You’re usually right on time. You’d rather be three hours early than three minutes late, but today was tough, and it’s taking forever to get anywhere. You know it takes 15 minutes to set up the studio, then another 15 minutes to sign students in. You also know you didn't choreograph the dance for this week yet, so you're a half hour early, but you should've been here already.
Unlock the door with the electronic key fob that was installed so that the studio could be open during the pandemic. Make sure the door closes tightly. Set the inner switch to unlock now that the mask restrictions have lifted and people can come and go more freely. They can let themselves in while you practice.
Grab a water bottle from the fridge in the front room because you were in too much of a hurry to remember to grab the one that you chilled this morning when you had thirty seconds to yourself.

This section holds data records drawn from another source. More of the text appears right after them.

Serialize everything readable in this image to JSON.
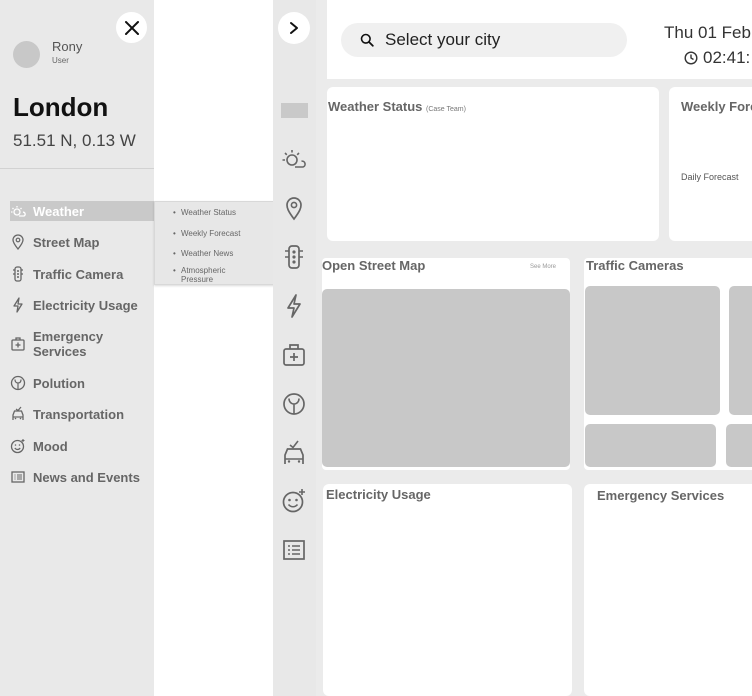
{
  "drawer": {
    "user": {
      "name": "Rony",
      "role": "User"
    },
    "city": "London",
    "coordinates": "51.51 N, 0.13 W",
    "nav": [
      {
        "label": "Weather",
        "icon": "weather-icon",
        "active": true
      },
      {
        "label": "Street Map",
        "icon": "location-pin-icon"
      },
      {
        "label": "Traffic Camera",
        "icon": "traffic-light-icon"
      },
      {
        "label": "Electricity Usage",
        "icon": "lightning-icon"
      },
      {
        "label": "Emergency Services",
        "icon": "first-aid-icon"
      },
      {
        "label": "Polution",
        "icon": "leaf-icon"
      },
      {
        "label": "Transportation",
        "icon": "bus-icon"
      },
      {
        "label": "Mood",
        "icon": "smiley-icon"
      },
      {
        "label": "News and Events",
        "icon": "news-icon"
      }
    ]
  },
  "submenu": {
    "items": [
      "Weather Status",
      "Weekly Forecast",
      "Weather News",
      "Atmospheric Pressure"
    ]
  },
  "header": {
    "search_placeholder": "Select your city",
    "date": "Thu 01 Febr",
    "time": "02:41:"
  },
  "cards": {
    "weather_status": {
      "title": "Weather Status",
      "subtitle": "(Case Team)"
    },
    "weekly_forecast": {
      "title": "Weekly Fore",
      "daily_label": "Daily Forecast"
    },
    "street_map": {
      "title": "Open Street Map",
      "see_more": "See More"
    },
    "traffic_cameras": {
      "title": "Traffic Cameras"
    },
    "electricity": {
      "title": "Electricity Usage"
    },
    "emergency": {
      "title": "Emergency Services"
    }
  },
  "colors": {
    "drawer_bg": "#e9e9e9",
    "active_bg": "#c9c9c9",
    "placeholder": "#c8c8c8",
    "main_bg": "#ebebeb"
  }
}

Lights on in the studio, pull back the curtains and greet yourself in the mirror for the first time that day.
A quick, “Hello,” you say with a smile. “Welcome home,” you answer back.
Pull the window shades down until they close, so no one can peek in from outside. Turn the lights down low and the air conditioning up.
Head back to the storage cages to grab your pole and speaker.
Remember to bring the keys. If you forget, you’ll lose time. Two minutes per trip. You need all the minutes you have.
Grab and balance the pole with one hand, roll the speaker down the hallway with the other. Pull your shoulder blades in to safely support the weight of the nine-foot piece of metal equipment. Set the pole down, plug the speaker in, dial the volume up high, and set up your pole.
Working in silence slows you down. You function best in chaos.
Put the song on. Press repeat.
It finds you when the beat kicks in like a salve, a thick blanket to smother the chattering flame of ongoing mental loops of distraction. And it feels like nothing. It feels like how it's supposed to feel. It feels like what was stolen from you by the monotony of worldly existence has been returned.
Move when you feel it, when the music moves you, when you know how it goes.
You listen. You trust that there will be something worth listening to, worth listening for. You get it wrong a dozen times until it feels right in your body. You laugh at yourself until that moment comes.
Choreograph the phrase that strikes you the most. What resonates, start there. Your source. Anchor to it for when you lose your focus.
You will. You will quit. You will get halfway through something, lose all interest in it, and go back and start again. You will start again until it’s complete.
Find the bones of the piece. What the lyrics express. What the music conveys. Find the style that connects with the song.
Start on the floor, slow and sharp. Demonstrate flexibility and grace. Transition to knees, add a spin and a hold, then transition again to a stand. Lock eyes with the pole, greet it with your touch and walk the circle track around it. The dance partner you trust to support you. Toes follow hips as each step is a movement. Stop and pose. A show of strength in restraint. Step into a spin and start turning. Adjust your shoulders, extend your core, sweep the room with your eyes, roll through to your wrist to invite the audience. Sequence the spins, two or three in a row, then back down to the floor for some dance work.
Contemporary turns and kicks, ballroom holds and spins. Acrobatic mounts and climbs, aerial inversions. Dénouement back to the floor, and end inside a pose.
A moment to breathe.
Back in position, and go. Go until the piece is finished. Go until the time is up. Go until someone arrives and your peace retreats. The gears click back on as the thought spirals restart. You write down some notes, a sketch or two, in shorthand descriptions to remind yourself how you were moved.
Set the rest of the room up for class, a half dozen more poles. Six feet apart for the last ten months, but truly, that’s the space that was needed. A sold-out room, sometimes four times a day. Twenty-four others who need that space to move and breathe and reconnect.
Dial down the volume, greet your students, let them catch up with each other.
Gulp down the water, and start your class.
“Today, we will learn a new dance.”
We strip. We strip off our masks, our illusions of perfection. We strip off the sweaty tank tops and t-shirts that we came dressed in. That we came covered in. That we wore to cover the skin we now need to help us hold on. The skin we hid. The skin we believed was imperfect. The exquisitely flawed outer shell of the body that holds you in position so that you can let go.
Every kind of body is there. Every shape, every tone. Every background, every reason to be there.
It finds us there, our peace of mind. We find strength and grace, courage and self-love. We find ourselves in that room.